When I was planning this trip, the main idea was to see the Northern Lights, so I scoured the internet to see what would be the best way to see them. I stumbled upon the Hurtigruten ferry, which is a ferry service connecting Norwegian towns along the coast which also doubles up as cruise. It embarks from Bergen and goes all the way to Kirkenes at the northern tip of Norway, close to the Russian border, stopping at many coastal villages, towns and cities before doing the journey back down again.
Having explored my options on how to get to Tromso (the best place to see the Northern Lights) I decided that the ferry would be one of the better ways to get to Tromso and see the Norwegian coast at the same, and if we were lucky catch a glimpse of the Northern Lights, hence the decision to part with our money for the cruise.
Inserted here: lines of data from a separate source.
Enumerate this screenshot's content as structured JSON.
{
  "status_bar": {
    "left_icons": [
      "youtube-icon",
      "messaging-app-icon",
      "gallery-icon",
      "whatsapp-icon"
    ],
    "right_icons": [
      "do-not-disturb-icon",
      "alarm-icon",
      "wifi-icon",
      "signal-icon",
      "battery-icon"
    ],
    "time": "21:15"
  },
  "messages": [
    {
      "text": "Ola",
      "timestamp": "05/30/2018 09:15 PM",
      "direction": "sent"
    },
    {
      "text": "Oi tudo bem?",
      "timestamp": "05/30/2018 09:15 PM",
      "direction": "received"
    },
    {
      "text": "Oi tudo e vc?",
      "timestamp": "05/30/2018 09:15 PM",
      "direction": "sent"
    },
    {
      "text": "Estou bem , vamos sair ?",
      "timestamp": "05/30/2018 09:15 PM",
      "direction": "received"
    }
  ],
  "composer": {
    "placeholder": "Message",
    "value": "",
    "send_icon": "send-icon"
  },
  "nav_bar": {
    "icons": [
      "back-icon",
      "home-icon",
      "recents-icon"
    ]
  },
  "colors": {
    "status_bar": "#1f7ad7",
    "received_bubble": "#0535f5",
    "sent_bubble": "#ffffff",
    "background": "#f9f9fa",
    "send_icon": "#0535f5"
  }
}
Once Raquel and I seen enough of Bergen, we gathered our bags and bought supplies and headed to the MS Vesteralen, our home for the next four days. Even though I booked everything, I wasn’t too sure what to expect as I had never been on this type of ferry/cruise. Needless to say we were quite surprised by what we found. We a private cabin with a bathroom, it was small but more than big enough for us both. The ship too was impressive with a dining room serving breakfast, lunch and dinner; a cafeteria where you could buy food, other bits and bobs and watch TV; and several lounges where you could, well, lounge around (one of which had an internet connection).
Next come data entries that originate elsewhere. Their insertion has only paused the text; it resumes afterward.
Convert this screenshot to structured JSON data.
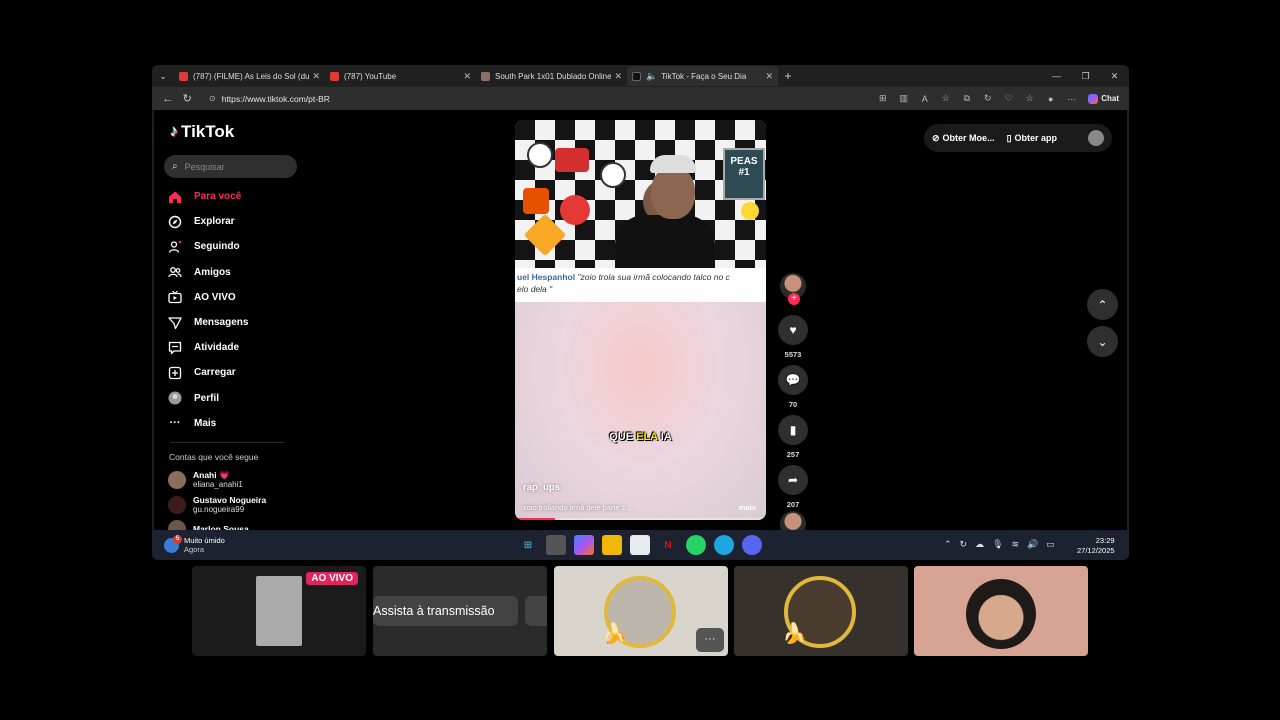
{
  "tabs": [
    {
      "title": "(787) (FILME) As Leis do Sol (dublado)",
      "fav_color": "#e53935"
    },
    {
      "title": "(787) YouTube",
      "fav_color": "#e53935"
    },
    {
      "title": "South Park 1x01 Dublado Online -",
      "fav_color": "#8d6e63"
    },
    {
      "title": "TikTok - Faça o Seu Dia",
      "fav_color": "#111111"
    }
  ],
  "address": {
    "url": "https://www.tiktok.com/pt-BR"
  },
  "browser": {
    "chat_label": "Chat"
  },
  "tiktok": {
    "logo": "TikTok",
    "search_placeholder": "Pesquisar",
    "nav": [
      {
        "label": "Para você",
        "icon": "home-icon",
        "active": true
      },
      {
        "label": "Explorar",
        "icon": "compass-icon"
      },
      {
        "label": "Seguindo",
        "icon": "following-icon"
      },
      {
        "label": "Amigos",
        "icon": "friends-icon"
      },
      {
        "label": "AO VIVO",
        "icon": "live-icon"
      },
      {
        "label": "Mensagens",
        "icon": "messages-icon"
      },
      {
        "label": "Atividade",
        "icon": "activity-icon"
      },
      {
        "label": "Carregar",
        "icon": "upload-icon"
      },
      {
        "label": "Perfil",
        "icon": "profile-icon"
      },
      {
        "label": "Mais",
        "icon": "more-icon"
      }
    ],
    "following_title": "Contas que você segue",
    "following": [
      {
        "name": "Anahi 💗",
        "user": "eliana_anahi1"
      },
      {
        "name": "Gustavo Nogueira",
        "user": "gu.nogueira99"
      },
      {
        "name": "Marlon Sousa",
        "user": ""
      }
    ],
    "top_right": {
      "coins": "Obter Moe...",
      "app": "Obter app"
    },
    "video": {
      "caption_author": "uel Hespanhol",
      "caption_text": "\"zoio trola sua irmã colocando talco no c",
      "caption_text2": "elo dela \"",
      "subtitle_a": "QUE ",
      "subtitle_b": "ELA",
      "subtitle_c": " IA",
      "author": "rap_ups",
      "description": "zoio trollando irmã dele parte 1 ...",
      "more": "mais",
      "progress": 0.16,
      "sign_text": "PEAS #1"
    },
    "actions": {
      "likes": "5573",
      "comments": "70",
      "saves": "257",
      "shares": "207"
    }
  },
  "taskbar": {
    "weather_title": "Muito úmido",
    "weather_sub": "Agora",
    "weather_badge": "5",
    "time": "23:29",
    "date": "27/12/2025"
  },
  "participants": {
    "live_badge": "AO VIVO",
    "watch_label": "Assista à transmissão",
    "more": "···"
  }
}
However for us the major attraction of the ferry was journey. Despite an iffy first morning where the seasickness overcame us, it was a brilliant experience. The landscapes from the ship were beyond anything we had ever seen; the petroleum blue sea juxtaposing against the White Mountains in the twilight sky is something that my amateur photography cannot convey, but I gave it a shot.
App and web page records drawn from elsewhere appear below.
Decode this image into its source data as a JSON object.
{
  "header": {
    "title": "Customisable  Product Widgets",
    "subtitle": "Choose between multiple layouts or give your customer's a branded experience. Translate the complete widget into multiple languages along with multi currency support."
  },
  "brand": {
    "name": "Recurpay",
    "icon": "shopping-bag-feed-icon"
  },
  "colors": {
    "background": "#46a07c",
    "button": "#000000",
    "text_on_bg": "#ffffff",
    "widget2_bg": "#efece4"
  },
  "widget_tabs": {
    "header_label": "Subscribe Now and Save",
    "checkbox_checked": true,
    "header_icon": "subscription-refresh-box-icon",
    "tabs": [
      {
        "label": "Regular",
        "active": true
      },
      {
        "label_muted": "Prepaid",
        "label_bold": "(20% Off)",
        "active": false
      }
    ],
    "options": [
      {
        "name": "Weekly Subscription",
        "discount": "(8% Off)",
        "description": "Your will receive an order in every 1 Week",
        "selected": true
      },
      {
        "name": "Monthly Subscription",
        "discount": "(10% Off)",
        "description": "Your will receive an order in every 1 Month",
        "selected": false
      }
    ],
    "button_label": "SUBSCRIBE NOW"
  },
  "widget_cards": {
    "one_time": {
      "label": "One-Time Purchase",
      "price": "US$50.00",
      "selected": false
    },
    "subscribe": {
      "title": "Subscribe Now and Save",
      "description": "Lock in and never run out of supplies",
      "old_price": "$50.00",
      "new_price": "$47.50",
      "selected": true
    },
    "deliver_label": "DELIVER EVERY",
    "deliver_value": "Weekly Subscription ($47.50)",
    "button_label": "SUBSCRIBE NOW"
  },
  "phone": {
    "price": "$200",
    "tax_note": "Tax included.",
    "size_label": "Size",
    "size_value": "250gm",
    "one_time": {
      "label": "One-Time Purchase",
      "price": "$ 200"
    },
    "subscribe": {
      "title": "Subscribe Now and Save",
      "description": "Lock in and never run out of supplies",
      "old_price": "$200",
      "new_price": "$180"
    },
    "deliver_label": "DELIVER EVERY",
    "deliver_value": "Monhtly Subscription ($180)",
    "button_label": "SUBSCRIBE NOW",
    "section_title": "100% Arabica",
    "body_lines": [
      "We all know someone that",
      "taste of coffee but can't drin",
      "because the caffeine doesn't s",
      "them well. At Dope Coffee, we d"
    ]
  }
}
The beauty of this way to travel is that you can see several towns and cities (albeit briefly) quite quickly and not too expensively (post on these to follow). The ferry even has sort-of concierge to tell passengers about the towns the ship is docking at and leads a few free and paid (if overpriced) tours. They also had interesting, if slightly touristy, activities on board such as a crossing the Arctic Circle ceremony; visiting the mouth of the very narrow Trollsfjord; and in our case New Year’s (Post to follow soon) celebrations on board with bubbly wine, sparklers and fireworks.
In the end we didn’t see the Northern Lights from the ferry, however there is no doubt about how much we enjoyed the cruise. From the loud Italian tour group who were on their Northern Lights hunt and their incredulousness at the fact that breakfast was only served until 10am; The elderly South African couple living in Saudi Arabia who shared stories about living in the Middle East; The Chinese students I scared by saying they missed the Northern Lights. We enjoyed the views, the ride and the places we stopped at and would definitely recommend the ferry to anyone who wants to see a bit of Norway, without the hassle of trying to figure how to get there.For more photos from Bergen check out the album on my Facebook papage.